Contact Information

Thomas Poe Cooper Building 730 Rose Street Lexington, KY 40546-0073

Landscape and Spatial Ecology

Landscape and Spatial Ecology

Landscape and Spatial Ecology

Landscape-Scale Evaluation of Forest Health and Response to Disturbance

Photo of landscape ecology research

A McIntire-Stennis supported project 

Emerging Project

Appalachian forests provide a wide range of economic and ecosystem services to the people of Kentucky, ranging from wood products to carbon sequestration, biodiversity, and water quality. However, with changing land use and climate the forests face an intensified disturbance regime, which may cause deterioration of forest health resulting in a host of ecological ramifications. This new McIntire-Stennis supported research at the University of Kentucky Department of Forestry and Natural Resources has focused on quantifying the spatial patterns of forest disturbance and its impacts to forest landscape structure and ecological integrity in Appalachian forest of eastern Kentucky and beyond.

This emerging research project uses satellite imagery and other remote sensing data to determine the extent of forest disturbance and characterize several critical measures of forest health. Models are being developed to correlate satellite and terrestrial data to use in defining changes to our forests due to human activity such as surface mining and timber harvesting as well as wildfires and natural disturbances such as storms and droughts.


Researchers from the University of Kentucky are working in partnership with the USDA Forest Service Southern Experiment Station, Daniel Boone National Forest, Kentucky Department of Fish and Wildlife, Kentucky Geological Survey, and Chinese Academy of Sciences.


This emerging research is aimed at producing and developing technologically advance tools that can be used to efficiently track forest disturbances, both human-caused and natural, and determine changes that these disturbances have on forests.


post-doctorate scholars and students engaged in the project.


of this work as featured cover article in the internationally prestigious Frontiers in Ecology and the Environment.

About McIntire-Stennis

The McIntire-Stennis program, a unique federal-state partnership, cultivates and delivers forestry and natural resource innovations for a better future. By advancing research and education that increases the understanding of emerging challenges and fosters the development of relevant solutions, the McIntire-Stennis program has ensured healthy resilient forests and communities and an exceptional natural resources workforce since 1962.

Additional Research

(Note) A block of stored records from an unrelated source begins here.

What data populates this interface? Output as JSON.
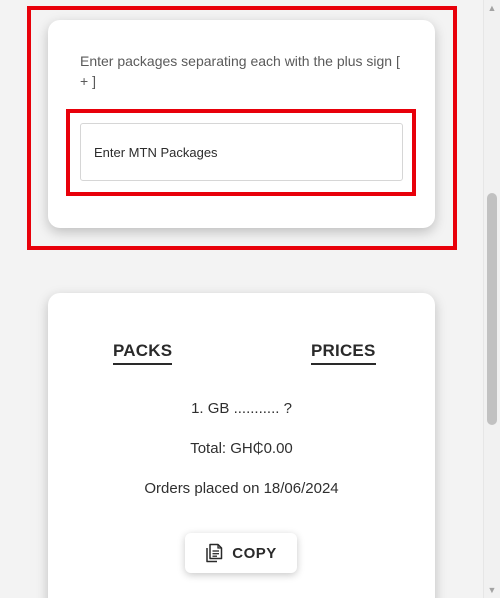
{
  "input_card": {
    "instruction": "Enter packages separating each with the plus sign [ + ]",
    "packages_placeholder": "Enter MTN Packages",
    "packages_value": ""
  },
  "summary_card": {
    "packs_header": "PACKS",
    "prices_header": "PRICES",
    "line_item": "1. GB ........... ?",
    "total": "Total: GH₵0.00",
    "orders_placed": "Orders placed on 18/06/2024",
    "copy_button": {
      "icon": "copy-document-icon",
      "label": "COPY"
    }
  },
  "highlight": {
    "color": "#e8000a"
  },
  "scrollbar": {
    "up_arrow": "▲",
    "down_arrow": "▼"
  }
}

Landscape heterogeneity of ecological resistance and resilience to the changes of climate and wildfire disturbance regime in Eurasian boreal forest

Photo of boreal forest

Ecological resistance and resilience are classical concepts, yet now receiving a revived attention as we are actively deciphering the consequences of the rapid climate changes and associated disturbance regime shift. At large landscape scales, different sites may exhibit varied levels of resistance and resilience due to spatial variability in environmental conditions, biological interactions, and disturbance legacies. Understanding spatial heterogeneity of ecological resistance and resilience is critical for managing the landscape in the context of global change.

Here we propose to tackle this overarching question for a Chinese boreal forest, which is located in the southern limits of the Eurasian boreal biome and considered very sensitive to such driving forces. Boreal biome has arguably the largest carbon pool among all the biomes and Eurasian boreal forest covers more than half portion of the boreal biome. Yet this system is understudied comparing to North American counterparts.

In this research, we will use a combination of geospatial technology, field ecology, and forest landscape models to systematically examine spatial heterogeneity of ecological resistance and resilience for this region. The research result will help improve our understanding the response of this important system to climate forcing and its potential feedback to global climate systems.

Jian Yang, Ph.D.

Forestry and Natural Resources Department
(859) 257-7596

Forestry and Natural Resources Extension
(859) 257-7597

Contact Information

Thomas Poe Cooper Building 730 Rose Street Lexington, KY 40546-0073